Democratic erosion has, if nothing else, certainly become a more prominent and well-known topic in the United States over the past six years. The extent to which events in the 2016 and 2020 elections, and in the presidencies of Donald Trump and Joe Biden, constitute democratic erosion are, to an extent, debatable, but the public’s heightened awareness of the issue is less so.
A particularly notable example of this can be found in the recent controversies surrounding the United States Postal Service and its role in the Covid-19 pandemic in general, and more specifically in the 2020 election. With the pandemic making mail-in voting more convenient for some and borderline necessary for others, the Postal Service, under the supervision of Louis DeJoy, took actions that were seen by many as counter-intuitive at best and anti-democratic at worst, such as removing mailboxes and decommissioning mail-sorting machines.
To what extent, however, are these measures indicative of democratic erosion — and would this answer change were these actions not taken in a pandemic? I argue that the measures, taken on their own, are not necessarily cause enough to ring alarms bells for democratic erosion, but are cause for concern taken with other actions, and that the pandemic plays a key role in determining the extent of the anti-democratic nature of the actions of the Postal Service.

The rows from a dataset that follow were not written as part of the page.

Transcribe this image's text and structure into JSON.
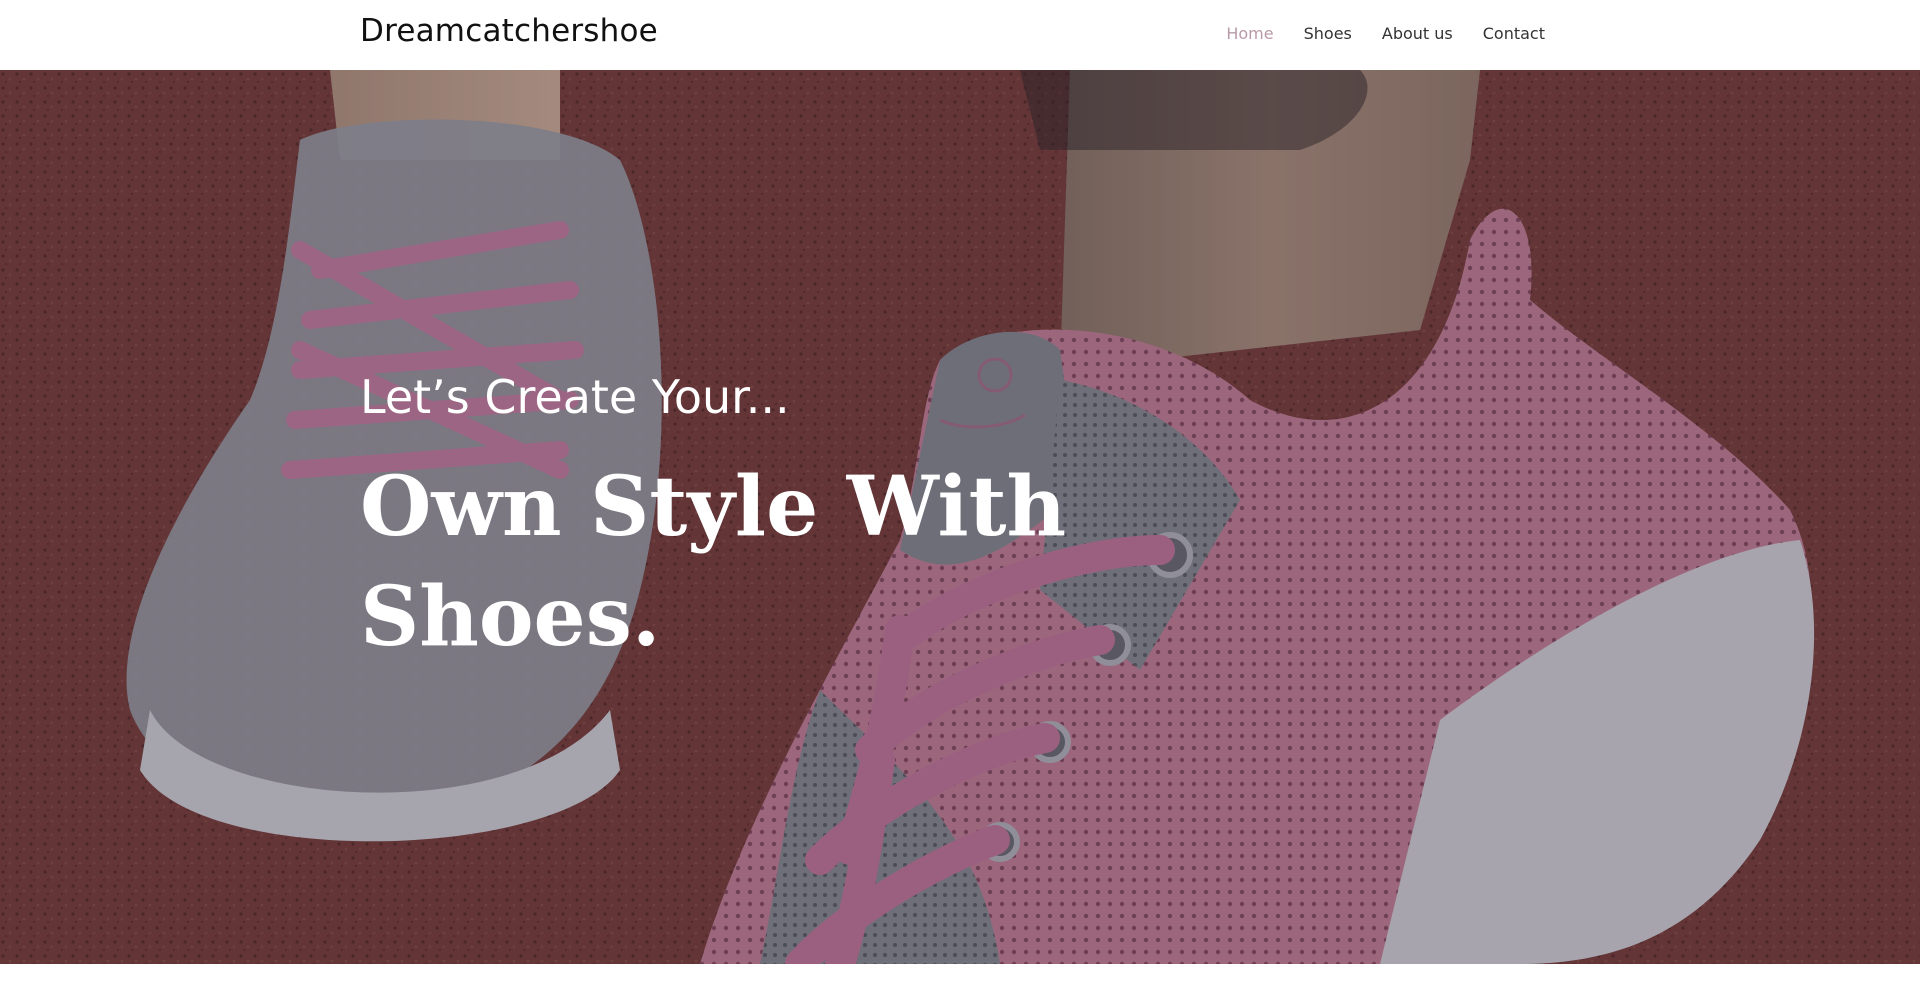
{
  "header": {
    "brand": "Dreamcatchershoe",
    "nav": [
      {
        "label": "Home",
        "active": true
      },
      {
        "label": "Shoes",
        "active": false
      },
      {
        "label": "About us",
        "active": false
      },
      {
        "label": "Contact",
        "active": false
      }
    ]
  },
  "hero": {
    "tagline": "Let’s Create Your...",
    "headline": "Own Style With Shoes.",
    "background_image": "pink-and-grey-knit-sneakers-photo"
  },
  "colors": {
    "nav_active": "#b79aa8",
    "nav_text": "#333333",
    "hero_text": "#ffffff"
  }
}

Before diving more deeply into the specific actions of the Postal Service in 2020, it would be best to more thoroughly clarify what is meant by democratic erosion, and explore some of the various ways in which it can manifest. At its simplest, democratic erosion is a “decline in the quality of democracy”, according to Ellen Lust and David Waldner — at least, when it comes to states where democracy already exists in some capacity.
The true nature of democratic erosion, however, is often far more complex. It is dependent not only on how we choose to define democracy as a concept, but to what extent we view certain institutions as important to democracy. In other words, certain areas of democracy can degrade without democratic erosion necessarily occurring. What does democratic erosion look like, then — what forms does it take, how can we perceive it? This is not an easy question to answer, because there are multiple factors that feed into our understanding of democratic erosion — that being said, perhaps the most relevant to this particular case would be that of stealth authoritarianism.
What is stealth authoritarianism? It is, in a word, subtle. It is a form of authoritarianism that is less overt but no less anti-democratic than the authoritarianism we often picture when we hear the term. It is a subversion of democracy through means that are perfectly legal, operating in plain sight. This is important because it applies, at least on the surface level, to what Louis DeJoy and the Postal Service did in 2020. To elaborate further, let’s take a deeper look into the aforementioned actions, to see if and how they truly apply to stealth authoritarianism.
DeJoy has been serving as postmaster general of the United States Postal service since June 2020, having been selected for the position by the USPS board of governors, themselves selected by then-president Donald Trump. He inherited a Postal Service that was already severely struggling with debt, due to the effects of the Postal Accountability and Enhancement Act (a controversial act that requires the postal service to prepay retiree health benefits 75 years in advance) as well as the recessions of 2007-8 and 2020. Upon becoming postmaster general, DeJoy put forth policies that called for the dismantling of mail-sorting machines and removal of mailboxes across the country. These policies had a near-immediate and negative impact on the speed of mail delivery, leading to economic and legal concerns and accusations of anti-democratic behavior. To be sure, the impact that DeJoy’s actions had were harmful — but to what extent do they constitute legitimate democratic backsliding? Analyzing them under the lens of stealth authoritarianism yields mixed results.
Part of what makes analyzing the Postal Service challenging is the difficulty in divorcing the impact of DeJoy’s actions from the circumstances that the Postal Service was already in. Having suffered economically for the last fifteen years, DeJoy’s actions, on paper, do make sense to a certain extent — they seem to be concerned, first and foremost, with removing economic pressures from the Postal Service. Additionally, his actions were not unprecedented — the removal of mail-sorting machines and mailboxes has happened somewhat routinely in the past. What sets DeJoy’s actions apart from routine, however, are their timing and their extensiveness.
Mailboxes and machines were removed at a time where they were needed more than ever due to the Covid-19 pandemic, and the extent to which they were removed was unprecedented to the point that the legality of their removal started to come into question. This is important, because it toes the line between stealth authoritarianism and outright authoritarianism — stealth being built, in part, on the idea of authoritarian actions that are, by themselves, perfectly legal. Another factor that confounds our ability to fully diagnose this case is the fact that DeJoy was not directly put in his position by Donald Trump. He was, in fairness, elected by a board of governors that were all selected by Trump, but Trump ultimately had no final say in their decision on who to elect, and therefore, we cannot view these actions as an extension of Donald Trump’s activities.
Are the actions of DeJoy troubling? Certainly. Do they contribute to the perception of democratic backsliding in the United States in the past five years? Arguably so. Are they, by themselves, an example of the phenomenon? No — there are simply too many confounding variables to make this argument.